J. L. BELL is a Massachusetts writer who specializes in (among other things) the start of the American Revolution in and around Boston. He is particularly interested in the experiences of children in 1765-75. He has published scholarly papers and popular articles for both children and adults. He was consultant for an episode of History Detectives, and contributed to a display at Minute Man National Historic Park.

Follow by Email


Thursday, June 12, 2014

Ebenezer Fox on the Jersey

Ebenezer Fox was a teenaged sailor aboard the Massachusetts warship Protector when two Royal Navy vessels captured it off the coast of New Jersey on 5 May 1781.

In his 1838 memoir Fox told this story of what happened next:
About a third part of our ship’s crew were taken on board of their vessels, to serve in the capacity of sailors, without regarding their remonstrances; while the remainder of us were put on board of a wood coaster, to be conveyed on board the noted prison ship called the “Jersey.” The idea of being incarcerated in this floating Pandemonium filled us with horror; but the idea we had formed of its horrors fell far short of the realities which we afterwards experienced.
The next few chapters of Fox’s memoir describe life aboard the Jersey, an old hulk anchored in New York harbor.

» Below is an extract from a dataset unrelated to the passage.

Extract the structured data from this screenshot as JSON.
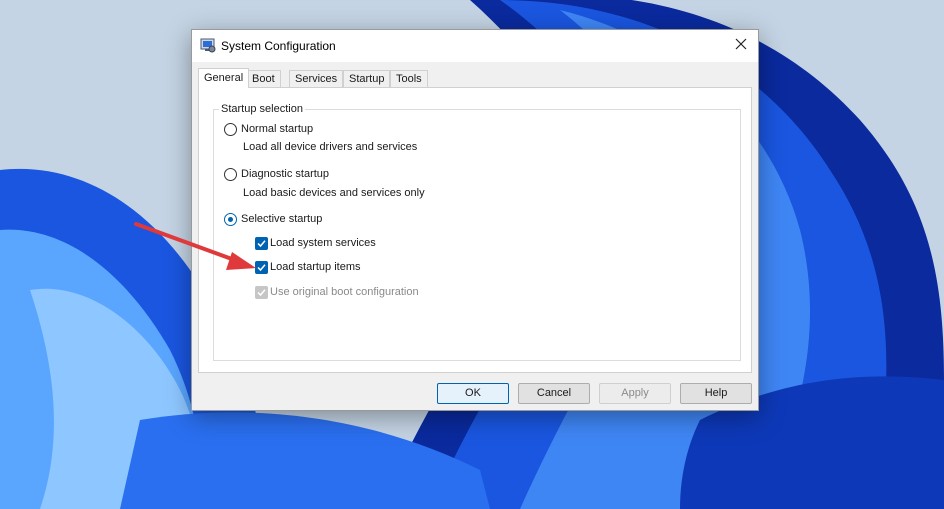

In fact, that topic takes up almost a quarter of the book (excluding appendixes). Citing other reminiscences for support, Fox painted a horrible experience for the prisoners of war confined there:
The miseries of our condition were continually increasing: the pestilence on board spread rapidly, and every day added to our bill of mortality. The young, in a particular manner, were its most frequent victims. The number of the prisoners was continually increasing, notwithstanding the frequent and successful attempts to escape: and when we were mustered and called upon to answer to our names, and it was ascertained that nearly two hundred had mysteriously disappeared without leaving any information of their departure, the officers of the ship endeavored to make amends for their past remissness by increasing the rigor of our confinement…
The British authorities kept offering a way out: enlisting in the royal military forces. Fox wrote of how he and his comrades resisted that enticement at first, but their conditions made it more appealing:
To remain an indefinite time as prisoners, enduring sufferings and privations beyond what human nature could sustain, or to make a virtue of necessity, and with apparent willingness to enlist into a service, into which we were satisfied that we should soon be impressed, seemed to be the only alternatives. . . .

…a recruiting officer came on board to enlist men for the eighty-eighth regiment, to be stationed at Kingston, in the island of Jamaica. We had just been trying to satisfy our hunger upon a piece of beef, which was so tough that no teeth could make an impression on it, when the officer descended between decks, and represented to us the immense improvement that we should experience in our condition, if we were in his Majesty’s service: an abundance of good food, comfortable clothing, service easy, and in the finest climate in the world, were temptations too great to be resisted by a set of miserable, half-starved, and almost naked wretches as we were. . . .

The recruiting officer presented his papers for our signature. We hesitated, we stared at each other, and felt that we were about to do a deed of which we were ashamed, and which we might regret. Again we heard the tempting offers, and again the assurance that we should not be called upon to fight against our government or country; and, with the hope that we should find an opportunity to desert, of which it was our firm intention to avail ourselves when offered—with such hopes, expectations, and motives, we signed the papers, and became soldiers in his Majesty’s service.
One goal for my trip to London earlier this month was to find out more about Ebenezer Fox’s experience. That included going to the British National Archives to examine the muster rolls of the Jersey, which I’d learned about from Todd Braisted’s Facebook feed.

TOMORROW: What the Jersey rolls say about Ebenezer Fox.


Steve MC said...

What happened on those ships will always stay with me, thanks to the 2004 History Channel documentary that had actors playing the parts of the prisoners. Fox's portrayal was particularly moving. As would any actor given his words.

J. L. Bell said...

One reason Fox was so passionate was that he was, um, speaking for other men as well.